The Tax Collector was not constitutionally required to do more [...and] he certainly was not required to conduct the wild goose chase that the PTA suggests was mandatory.

[...] The Tax Collector cannot be faulted for not poring through a 47 page document setting forth conditions, covenants, and restrictions on that property, looking for addresses which in the end would still have failed to provide the desired notice.

Earlier this month, the city’s tax chief pointed out that everybody knows they must pay taxes even if nobody reminds them and said it was the responsibility of the homeowners to take care of it no matter what, which seemed like it might be the final word on the matter.

California Couple Buys Street In Exclusive San Francisco Enclave Photo by Justin Sullivan/Getty Images

But Supervisor Farrell called the sale “inappropriate” on Tuesday. He agreed that the city owed terrace dwellers more notice before their street went up for sale.
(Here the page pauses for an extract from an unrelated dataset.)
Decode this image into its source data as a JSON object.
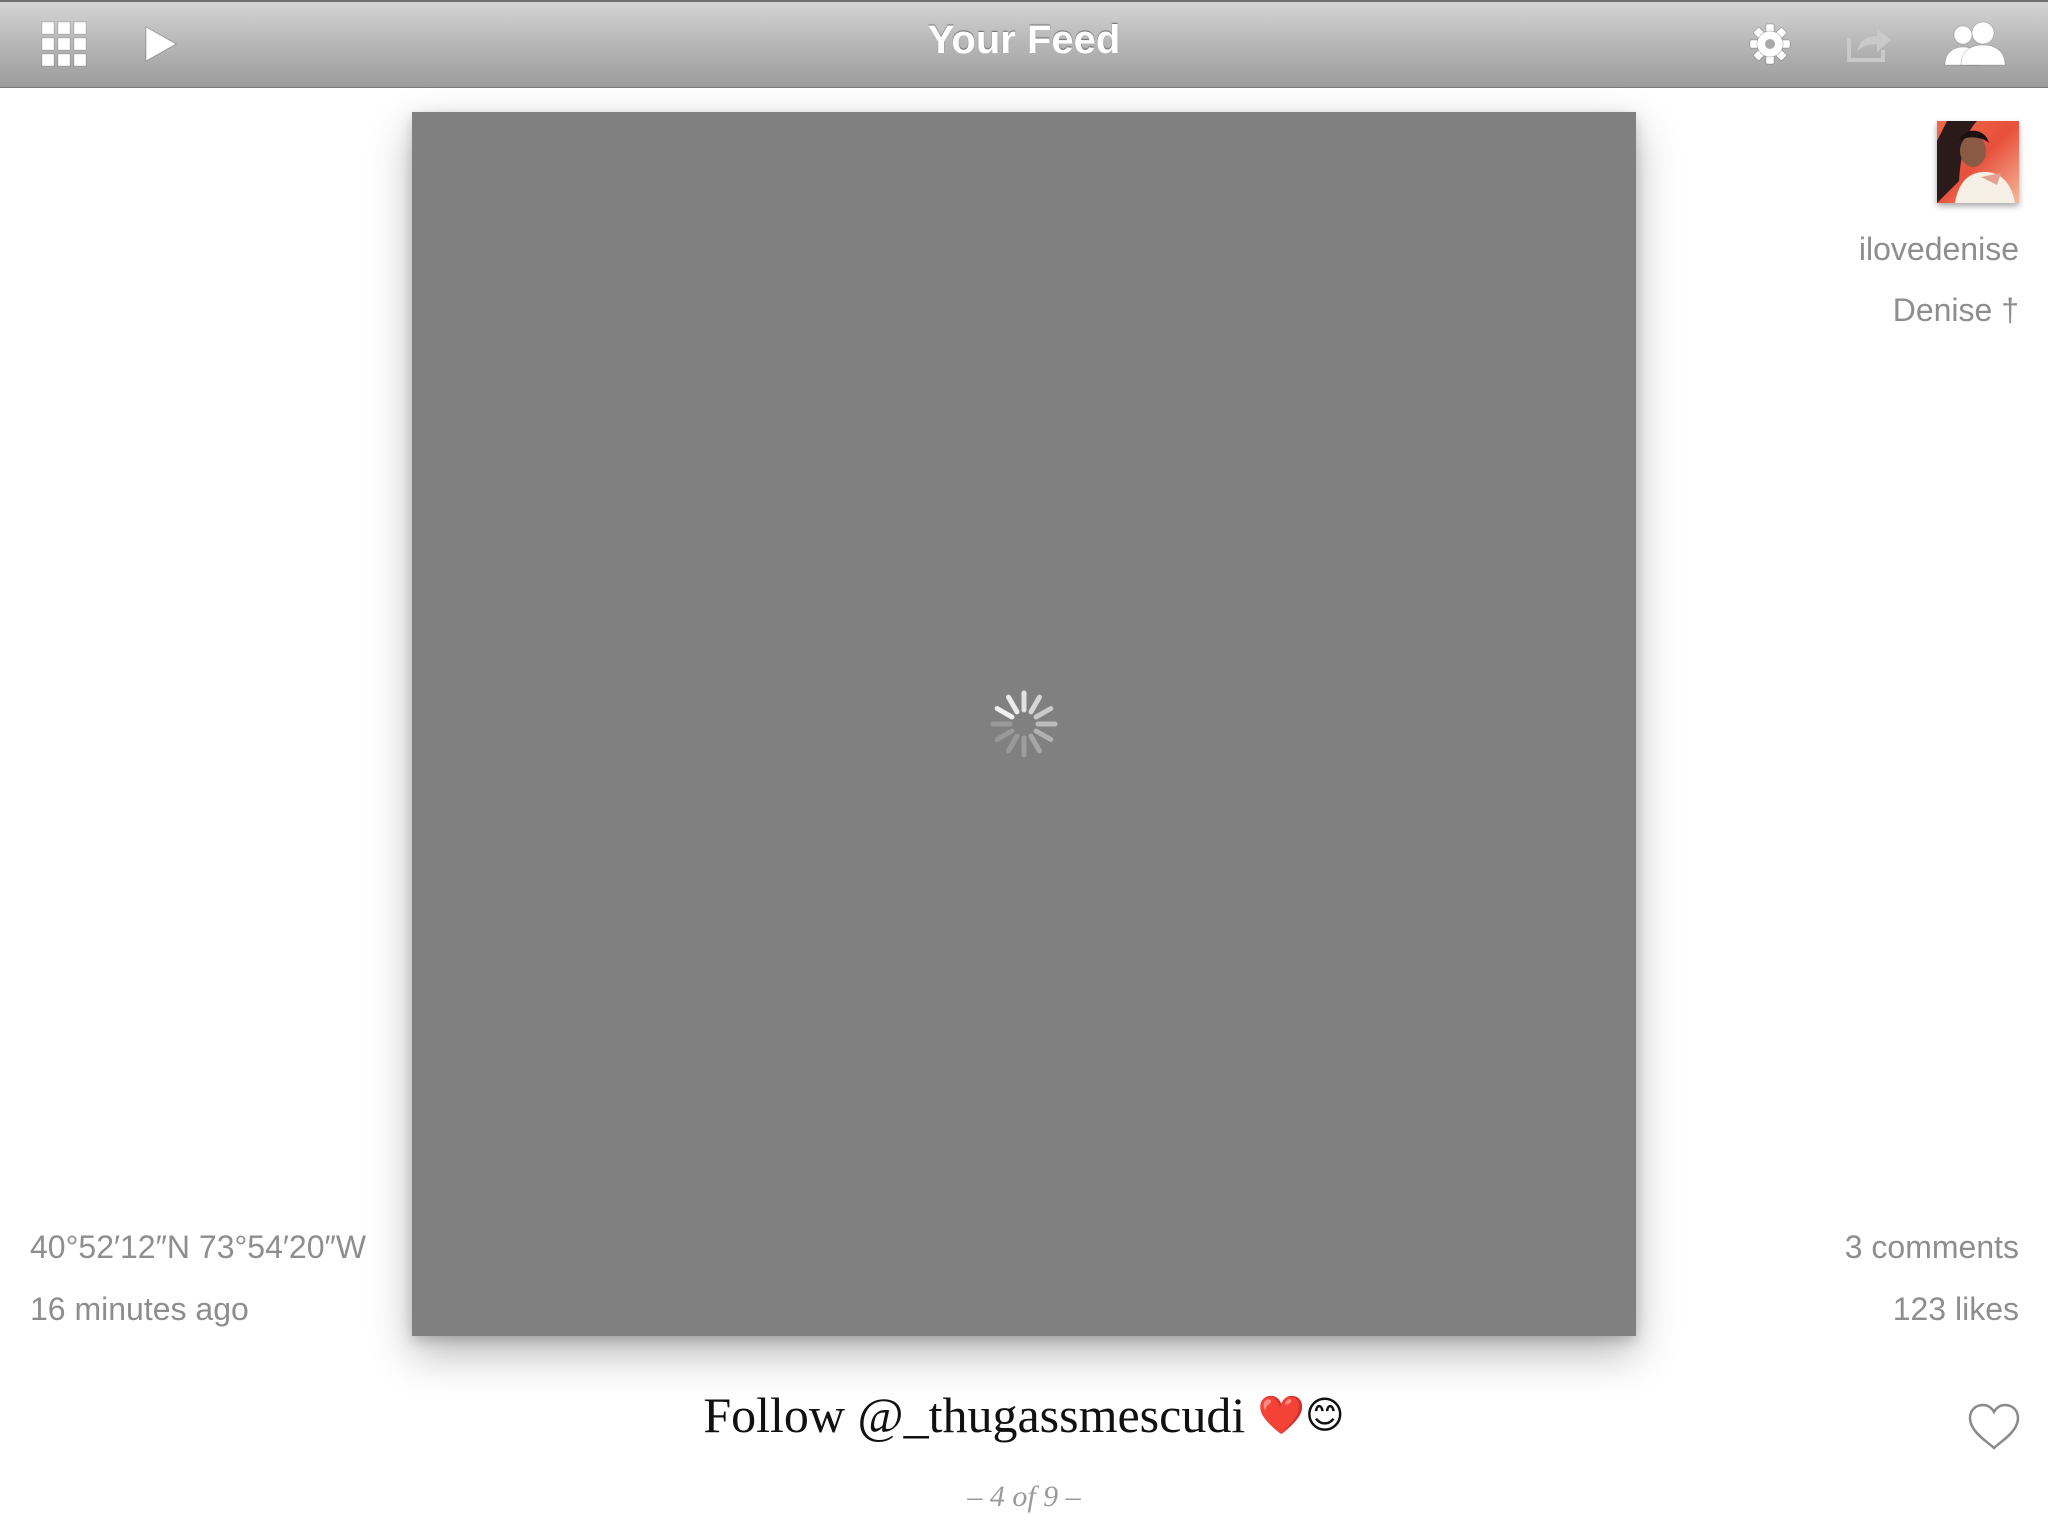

Six of his colleagues—Malia Cohen, Sandra Fewer, Jeff Sheehy, Ahsha Safai, Katy Tang, and London Breed—voted in agreement with Farrell.

Supervisors Hillary Ronen, Norman Yee, Jane Kim, and Aaron Peskin voted against overturning the legal sale.

It’s important to point out that, prior to the vote, Sen. Dianne Feinstein, a onetime Presidio Terrace resident, urged San Francisco lawmakers to break the rules for the wealthy enclave residents.

San Francisco Chronicle’s Matier and Ross previously reported this is the second time Presidio Terrace was sold over unpaid tax bills, the previous incident occurring in 1970.

The victorious Presidio Terrace Association should take note that taxes on their property are due in April.